[Dataset excerpts]

━━━━

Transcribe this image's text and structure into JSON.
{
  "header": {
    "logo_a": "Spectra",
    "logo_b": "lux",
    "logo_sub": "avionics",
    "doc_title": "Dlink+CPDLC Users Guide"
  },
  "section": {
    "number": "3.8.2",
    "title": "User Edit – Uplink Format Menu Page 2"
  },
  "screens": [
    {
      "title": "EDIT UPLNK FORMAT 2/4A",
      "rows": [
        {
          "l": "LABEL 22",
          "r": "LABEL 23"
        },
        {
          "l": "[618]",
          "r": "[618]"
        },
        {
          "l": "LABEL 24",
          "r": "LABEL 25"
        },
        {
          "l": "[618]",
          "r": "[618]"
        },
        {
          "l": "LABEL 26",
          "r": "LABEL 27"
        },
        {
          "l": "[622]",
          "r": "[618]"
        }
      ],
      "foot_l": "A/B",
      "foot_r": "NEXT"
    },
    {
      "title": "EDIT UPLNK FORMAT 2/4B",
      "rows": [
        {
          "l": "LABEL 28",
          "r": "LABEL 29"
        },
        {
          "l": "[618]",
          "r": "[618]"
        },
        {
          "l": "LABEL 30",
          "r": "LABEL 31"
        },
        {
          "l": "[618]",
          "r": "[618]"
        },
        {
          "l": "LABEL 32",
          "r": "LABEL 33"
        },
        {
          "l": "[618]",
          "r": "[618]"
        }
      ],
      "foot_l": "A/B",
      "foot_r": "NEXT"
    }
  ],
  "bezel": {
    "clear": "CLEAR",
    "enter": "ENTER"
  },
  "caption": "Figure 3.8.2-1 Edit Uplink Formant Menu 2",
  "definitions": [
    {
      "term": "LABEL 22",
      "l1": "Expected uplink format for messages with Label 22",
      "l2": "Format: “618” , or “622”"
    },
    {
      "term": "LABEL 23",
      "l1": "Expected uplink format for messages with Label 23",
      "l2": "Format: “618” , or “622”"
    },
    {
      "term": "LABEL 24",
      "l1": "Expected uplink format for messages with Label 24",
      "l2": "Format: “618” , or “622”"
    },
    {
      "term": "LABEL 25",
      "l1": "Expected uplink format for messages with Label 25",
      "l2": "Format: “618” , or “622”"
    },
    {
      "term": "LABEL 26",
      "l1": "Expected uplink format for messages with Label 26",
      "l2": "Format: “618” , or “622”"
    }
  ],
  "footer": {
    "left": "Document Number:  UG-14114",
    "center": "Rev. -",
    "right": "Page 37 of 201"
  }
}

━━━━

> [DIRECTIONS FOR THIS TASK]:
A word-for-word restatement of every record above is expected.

> [EXERCISE SOLUTION]:
Transcribe this image's text and structure into JSON.
{
  "header": {
    "logo_a": "Spectra",
    "logo_b": "lux",
    "logo_sub": "avionics",
    "doc_title": "Dlink+CPDLC Users Guide"
  },
  "section": {
    "number": "3.8.2",
    "title": "User Edit – Uplink Format Menu Page 2"
  },
  "screens": [
    {
      "title": "EDIT UPLNK FORMAT 2/4A",
      "rows": [
        {
          "l": "LABEL 22",
          "r": "LABEL 23"
        },
        {
          "l": "[618]",
          "r": "[618]"
        },
        {
          "l": "LABEL 24",
          "r": "LABEL 25"
        },
        {
          "l": "[618]",
          "r": "[618]"
        },
        {
          "l": "LABEL 26",
          "r": "LABEL 27"
        },
        {
          "l": "[622]",
          "r": "[618]"
        }
      ],
      "foot_l": "A/B",
      "foot_r": "NEXT"
    },
    {
      "title": "EDIT UPLNK FORMAT 2/4B",
      "rows": [
        {
          "l": "LABEL 28",
          "r": "LABEL 29"
        },
        {
          "l": "[618]",
          "r": "[618]"
        },
        {
          "l": "LABEL 30",
          "r": "LABEL 31"
        },
        {
          "l": "[618]",
          "r": "[618]"
        },
        {
          "l": "LABEL 32",
          "r": "LABEL 33"
        },
        {
          "l": "[618]",
          "r": "[618]"
        }
      ],
      "foot_l": "A/B",
      "foot_r": "NEXT"
    }
  ],
  "bezel": {
    "clear": "CLEAR",
    "enter": "ENTER"
  },
  "caption": "Figure 3.8.2-1 Edit Uplink Formant Menu 2",
  "definitions": [
    {
      "term": "LABEL 22",
      "l1": "Expected uplink format for messages with Label 22",
      "l2": "Format: “618” , or “622”"
    },
    {
      "term": "LABEL 23",
      "l1": "Expected uplink format for messages with Label 23",
      "l2": "Format: “618” , or “622”"
    },
    {
      "term": "LABEL 24",
      "l1": "Expected uplink format for messages with Label 24",
      "l2": "Format: “618” , or “622”"
    },
    {
      "term": "LABEL 25",
      "l1": "Expected uplink format for messages with Label 25",
      "l2": "Format: “618” , or “622”"
    },
    {
      "term": "LABEL 26",
      "l1": "Expected uplink format for messages with Label 26",
      "l2": "Format: “618” , or “622”"
    }
  ],
  "footer": {
    "left": "Document Number:  UG-14114",
    "center": "Rev. -",
    "right": "Page 37 of 201"
  }
}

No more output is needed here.